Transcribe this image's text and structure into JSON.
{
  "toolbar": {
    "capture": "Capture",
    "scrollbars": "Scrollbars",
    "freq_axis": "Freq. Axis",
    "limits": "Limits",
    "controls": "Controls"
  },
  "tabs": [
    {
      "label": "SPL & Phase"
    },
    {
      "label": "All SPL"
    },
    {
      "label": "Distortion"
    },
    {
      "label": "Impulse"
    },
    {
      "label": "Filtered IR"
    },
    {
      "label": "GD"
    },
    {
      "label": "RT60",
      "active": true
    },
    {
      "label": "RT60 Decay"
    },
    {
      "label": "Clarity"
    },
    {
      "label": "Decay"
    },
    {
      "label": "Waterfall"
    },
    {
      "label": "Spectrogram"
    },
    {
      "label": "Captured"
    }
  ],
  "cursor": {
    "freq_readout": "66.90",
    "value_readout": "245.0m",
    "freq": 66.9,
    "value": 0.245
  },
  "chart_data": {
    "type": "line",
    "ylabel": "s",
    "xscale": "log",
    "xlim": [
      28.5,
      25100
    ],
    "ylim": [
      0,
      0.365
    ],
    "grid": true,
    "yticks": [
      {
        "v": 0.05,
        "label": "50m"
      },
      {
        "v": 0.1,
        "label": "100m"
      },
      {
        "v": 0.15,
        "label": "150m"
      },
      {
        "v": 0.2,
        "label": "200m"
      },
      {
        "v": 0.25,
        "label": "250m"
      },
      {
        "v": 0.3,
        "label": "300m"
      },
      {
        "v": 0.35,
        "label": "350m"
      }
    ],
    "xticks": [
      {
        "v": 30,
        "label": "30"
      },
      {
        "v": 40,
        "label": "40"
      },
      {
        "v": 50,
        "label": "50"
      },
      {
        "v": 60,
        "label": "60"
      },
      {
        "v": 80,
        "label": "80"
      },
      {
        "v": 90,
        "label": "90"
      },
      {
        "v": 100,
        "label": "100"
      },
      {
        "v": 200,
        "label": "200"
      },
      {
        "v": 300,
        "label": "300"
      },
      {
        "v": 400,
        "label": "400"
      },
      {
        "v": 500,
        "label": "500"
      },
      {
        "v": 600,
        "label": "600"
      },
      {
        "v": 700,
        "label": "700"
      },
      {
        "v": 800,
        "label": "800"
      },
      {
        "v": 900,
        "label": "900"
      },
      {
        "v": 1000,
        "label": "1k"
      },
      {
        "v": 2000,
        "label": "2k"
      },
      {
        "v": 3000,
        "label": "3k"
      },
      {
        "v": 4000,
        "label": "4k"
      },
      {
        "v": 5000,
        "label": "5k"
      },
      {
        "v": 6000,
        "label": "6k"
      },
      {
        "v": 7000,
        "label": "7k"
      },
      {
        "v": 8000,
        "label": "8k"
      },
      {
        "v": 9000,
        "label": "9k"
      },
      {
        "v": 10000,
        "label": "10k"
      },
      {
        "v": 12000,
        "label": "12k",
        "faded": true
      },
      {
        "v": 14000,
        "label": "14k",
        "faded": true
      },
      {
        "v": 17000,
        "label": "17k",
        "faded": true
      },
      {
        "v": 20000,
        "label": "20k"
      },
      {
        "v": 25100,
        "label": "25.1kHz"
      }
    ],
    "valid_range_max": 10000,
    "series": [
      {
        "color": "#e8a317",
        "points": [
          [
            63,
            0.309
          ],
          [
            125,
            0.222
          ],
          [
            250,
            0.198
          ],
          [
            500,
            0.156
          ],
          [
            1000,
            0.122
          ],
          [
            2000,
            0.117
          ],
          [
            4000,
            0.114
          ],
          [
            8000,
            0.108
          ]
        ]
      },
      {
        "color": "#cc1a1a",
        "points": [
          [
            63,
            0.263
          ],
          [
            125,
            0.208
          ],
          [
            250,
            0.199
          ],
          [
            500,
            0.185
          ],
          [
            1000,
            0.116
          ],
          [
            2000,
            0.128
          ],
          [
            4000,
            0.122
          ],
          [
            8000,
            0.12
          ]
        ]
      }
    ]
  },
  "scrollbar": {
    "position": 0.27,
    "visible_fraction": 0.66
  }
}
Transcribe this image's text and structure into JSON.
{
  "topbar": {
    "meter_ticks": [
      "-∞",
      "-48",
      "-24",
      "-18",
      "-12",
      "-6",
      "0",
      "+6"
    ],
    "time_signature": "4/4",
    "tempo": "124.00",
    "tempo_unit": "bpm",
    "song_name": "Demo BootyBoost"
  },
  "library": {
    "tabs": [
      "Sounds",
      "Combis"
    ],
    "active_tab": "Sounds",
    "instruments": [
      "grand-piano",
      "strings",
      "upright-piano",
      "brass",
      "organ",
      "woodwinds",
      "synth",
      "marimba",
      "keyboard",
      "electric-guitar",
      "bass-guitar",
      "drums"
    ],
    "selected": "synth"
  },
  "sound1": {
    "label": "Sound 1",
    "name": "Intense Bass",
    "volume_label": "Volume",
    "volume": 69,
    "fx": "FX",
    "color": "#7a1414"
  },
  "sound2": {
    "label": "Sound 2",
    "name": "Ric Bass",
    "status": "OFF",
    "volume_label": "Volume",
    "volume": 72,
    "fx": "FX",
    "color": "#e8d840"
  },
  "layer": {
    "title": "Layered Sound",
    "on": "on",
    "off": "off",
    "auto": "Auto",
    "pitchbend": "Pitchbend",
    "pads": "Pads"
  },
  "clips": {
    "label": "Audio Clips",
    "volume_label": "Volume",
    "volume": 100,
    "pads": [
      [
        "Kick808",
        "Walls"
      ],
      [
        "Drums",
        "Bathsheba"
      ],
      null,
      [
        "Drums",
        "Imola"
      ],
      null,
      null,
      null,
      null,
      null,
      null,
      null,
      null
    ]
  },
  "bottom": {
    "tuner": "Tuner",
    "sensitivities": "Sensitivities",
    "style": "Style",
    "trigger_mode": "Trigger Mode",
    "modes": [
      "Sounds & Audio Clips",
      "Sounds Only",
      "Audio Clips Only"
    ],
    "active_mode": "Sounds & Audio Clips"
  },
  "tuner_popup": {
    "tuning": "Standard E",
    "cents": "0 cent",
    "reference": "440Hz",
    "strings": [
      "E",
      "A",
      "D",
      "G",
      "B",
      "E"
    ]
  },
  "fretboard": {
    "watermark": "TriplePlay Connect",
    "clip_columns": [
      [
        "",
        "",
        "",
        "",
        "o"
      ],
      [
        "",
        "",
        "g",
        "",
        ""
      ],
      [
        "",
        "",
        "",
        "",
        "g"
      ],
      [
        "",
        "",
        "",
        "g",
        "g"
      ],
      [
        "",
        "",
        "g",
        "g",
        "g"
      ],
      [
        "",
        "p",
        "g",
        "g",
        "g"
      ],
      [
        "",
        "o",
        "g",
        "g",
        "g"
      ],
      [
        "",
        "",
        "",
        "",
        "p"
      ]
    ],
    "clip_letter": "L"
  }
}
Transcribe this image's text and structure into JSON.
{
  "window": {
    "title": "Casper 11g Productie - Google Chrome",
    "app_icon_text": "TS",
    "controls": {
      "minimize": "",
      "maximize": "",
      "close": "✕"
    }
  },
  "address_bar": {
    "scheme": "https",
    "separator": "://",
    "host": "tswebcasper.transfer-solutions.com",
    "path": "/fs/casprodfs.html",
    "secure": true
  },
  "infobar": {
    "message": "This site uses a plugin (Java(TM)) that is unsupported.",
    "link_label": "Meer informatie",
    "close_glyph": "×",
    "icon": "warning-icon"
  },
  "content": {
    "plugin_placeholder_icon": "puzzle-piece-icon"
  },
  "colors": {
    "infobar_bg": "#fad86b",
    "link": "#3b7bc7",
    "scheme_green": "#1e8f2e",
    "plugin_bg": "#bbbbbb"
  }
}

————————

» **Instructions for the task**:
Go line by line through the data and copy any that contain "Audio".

» **Output for this task**:
    "label": "Audio Clips",
      "Sounds & Audio Clips",
      "Audio Clips Only"
    "active_mode": "Sounds & Audio Clips"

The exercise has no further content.